Humour is a very individual thing – so some of us had found Mr Loverman very funny, whilst others were not so taken with it. I just loved the voice of Barrington … although I wasn’t so enamoured of his actions! The book has some very serious underlying themes: prejudice and violence against homosexuality resulting in the living of life behind a smokescreen of deceptions – some small and some huge; and the damage that does to others who are deceived.
The book is told from two points of view – Barrington in the present, and Carmel, his long suffering wife. We see her story as she looks back over her life – the hopes she had as a young bride, and then the disappointment, frustration and fury about the failure of her marriage to bring the intimacy and companionship she had expected.
Other themes include the experience of settlers from the Caribbean coming to this country, and the impact skin colour has on life chances. Maxine, his rather flighty daughter, wants to make a splash in the fashion world – and one wonders how much her skin colour is holding her back.

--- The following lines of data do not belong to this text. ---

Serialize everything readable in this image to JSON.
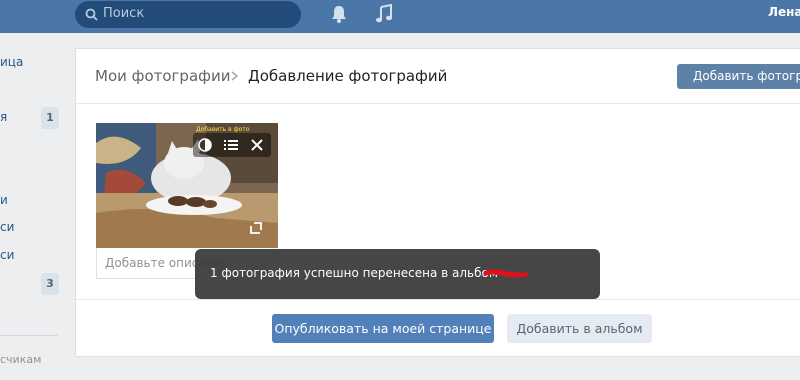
{
  "header": {
    "search_placeholder": "Поиск",
    "user_name": "Лена"
  },
  "left_nav": {
    "items": [
      {
        "label": "ица"
      },
      {
        "label": "я",
        "badge": "1"
      },
      {
        "label": "и"
      },
      {
        "label": "си"
      },
      {
        "label": "си"
      },
      {
        "label": "",
        "badge": "3"
      }
    ],
    "footer": "счикам"
  },
  "breadcrumb": {
    "root": "Мои фотографии",
    "current": "Добавление фотографий"
  },
  "top_button": "Добавить фотографии",
  "photo": {
    "overlay_text": "Добавить в фото",
    "description_placeholder": "Добавьте описание"
  },
  "footer": {
    "publish_button": "Опубликовать на моей странице",
    "album_button": "Добавить в альбом"
  },
  "toast": {
    "message": "1 фотография успешно перенесена в альбом"
  },
  "colors": {
    "header": "#4a76a8",
    "primary_button": "#5181b8",
    "secondary_button": "#e5ebf1",
    "toast": "#3c3c3c"
  }
}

Evaristo doesn’t always stick with conventional punctuation – and some found this annoying. She plays with double meanings, and incorporates lots of quotes – from Shakespeare, song lyrics and so on – Barry is very well read!